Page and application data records
|---|

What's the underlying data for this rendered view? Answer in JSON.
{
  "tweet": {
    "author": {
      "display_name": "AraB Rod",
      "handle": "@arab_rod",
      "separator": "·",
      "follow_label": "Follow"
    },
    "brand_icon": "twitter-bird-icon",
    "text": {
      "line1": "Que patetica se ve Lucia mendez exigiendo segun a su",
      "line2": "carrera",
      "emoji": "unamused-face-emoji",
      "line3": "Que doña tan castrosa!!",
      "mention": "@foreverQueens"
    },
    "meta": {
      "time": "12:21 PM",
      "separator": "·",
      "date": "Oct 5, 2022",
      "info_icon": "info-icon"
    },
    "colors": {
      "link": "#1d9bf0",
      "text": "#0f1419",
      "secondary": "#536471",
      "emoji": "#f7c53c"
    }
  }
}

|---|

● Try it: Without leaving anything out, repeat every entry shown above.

● Answer to this problem:
What's the underlying data for this rendered view? Answer in JSON.
{
  "tweet": {
    "author": {
      "display_name": "AraB Rod",
      "handle": "@arab_rod",
      "separator": "·",
      "follow_label": "Follow"
    },
    "brand_icon": "twitter-bird-icon",
    "text": {
      "line1": "Que patetica se ve Lucia mendez exigiendo segun a su",
      "line2": "carrera",
      "emoji": "unamused-face-emoji",
      "line3": "Que doña tan castrosa!!",
      "mention": "@foreverQueens"
    },
    "meta": {
      "time": "12:21 PM",
      "separator": "·",
      "date": "Oct 5, 2022",
      "info_icon": "info-icon"
    },
    "colors": {
      "link": "#1d9bf0",
      "text": "#0f1419",
      "secondary": "#536471",
      "emoji": "#f7c53c"
    }
  }
}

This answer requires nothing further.